Dataset excerpts:
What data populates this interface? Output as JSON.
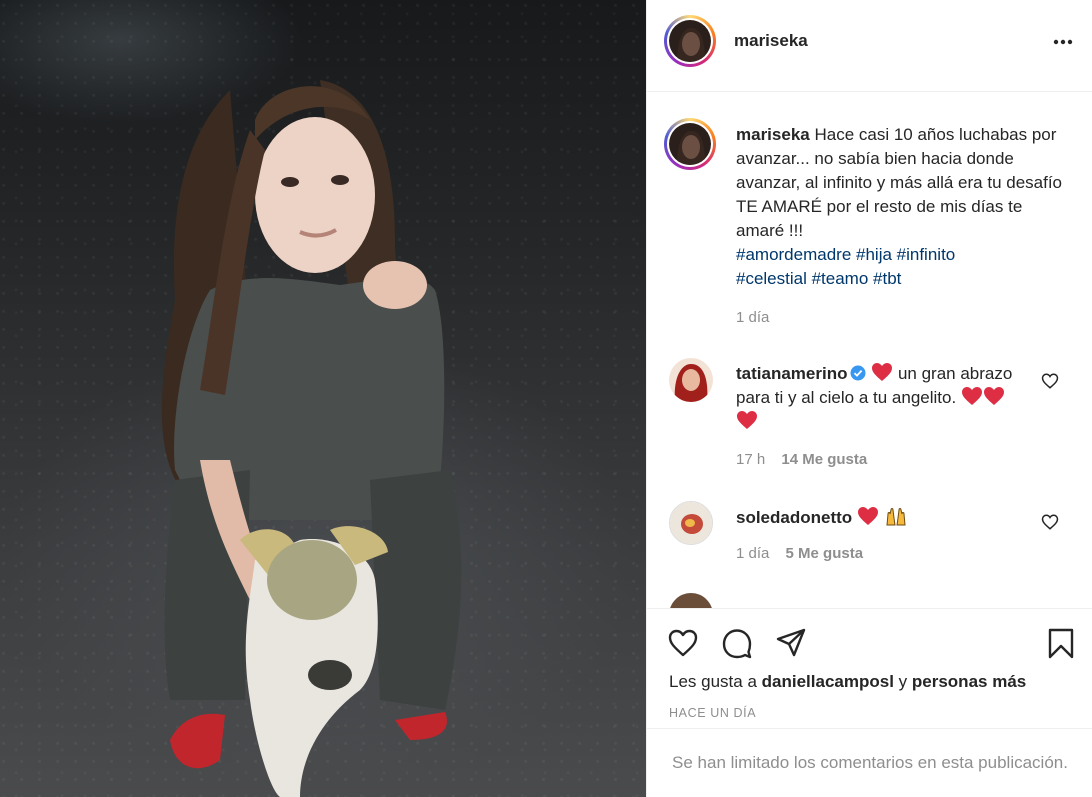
{
  "post": {
    "username": "mariseka",
    "caption": "Hace casi 10 años luchabas por avanzar... no sabía bien hacia donde avanzar, al infinito y más allá era tu desafío TE AMARÉ por el resto de mis días te amaré !!!",
    "hashtags_line1": "#amordemadre #hija #infinito",
    "hashtags_line2": "#celestial #teamo #tbt",
    "time": "1 día"
  },
  "comments": [
    {
      "username": "tatianamerino",
      "verified": true,
      "text_part1": "un gran abrazo para ti y al cielo a tu angelito.",
      "time": "17 h",
      "likes": "14 Me gusta"
    },
    {
      "username": "soledadonetto",
      "verified": false,
      "text_part1": "",
      "time": "1 día",
      "likes": "5 Me gusta"
    }
  ],
  "actions": {
    "likes_prefix": "Les gusta a",
    "liked_by_user": "daniellacamposl",
    "likes_conjunction": "y",
    "likes_others": "personas más",
    "ago": "HACE UN DÍA"
  },
  "footer": {
    "limited_text": "Se han limitado los comentarios en esta publicación."
  },
  "icons": {
    "header_more": "more-horizontal-icon",
    "heart": "heart-icon",
    "comment": "comment-icon",
    "share": "share-icon",
    "save": "bookmark-icon",
    "verified": "verified-badge-icon"
  },
  "colors": {
    "link": "#00376b",
    "verified_blue": "#3897f0",
    "secondary_text": "#8e8e8e"
  }
}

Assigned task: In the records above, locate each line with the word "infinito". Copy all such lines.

Finished task:
    "caption": "Hace casi 10 años luchabas por avanzar... no sabía bien hacia donde avanzar, al infinito y más allá era tu desafío TE AMARÉ por el resto de mis días te amaré !!!",
    "hashtags_line1": "#amordemadre #hija #infinito",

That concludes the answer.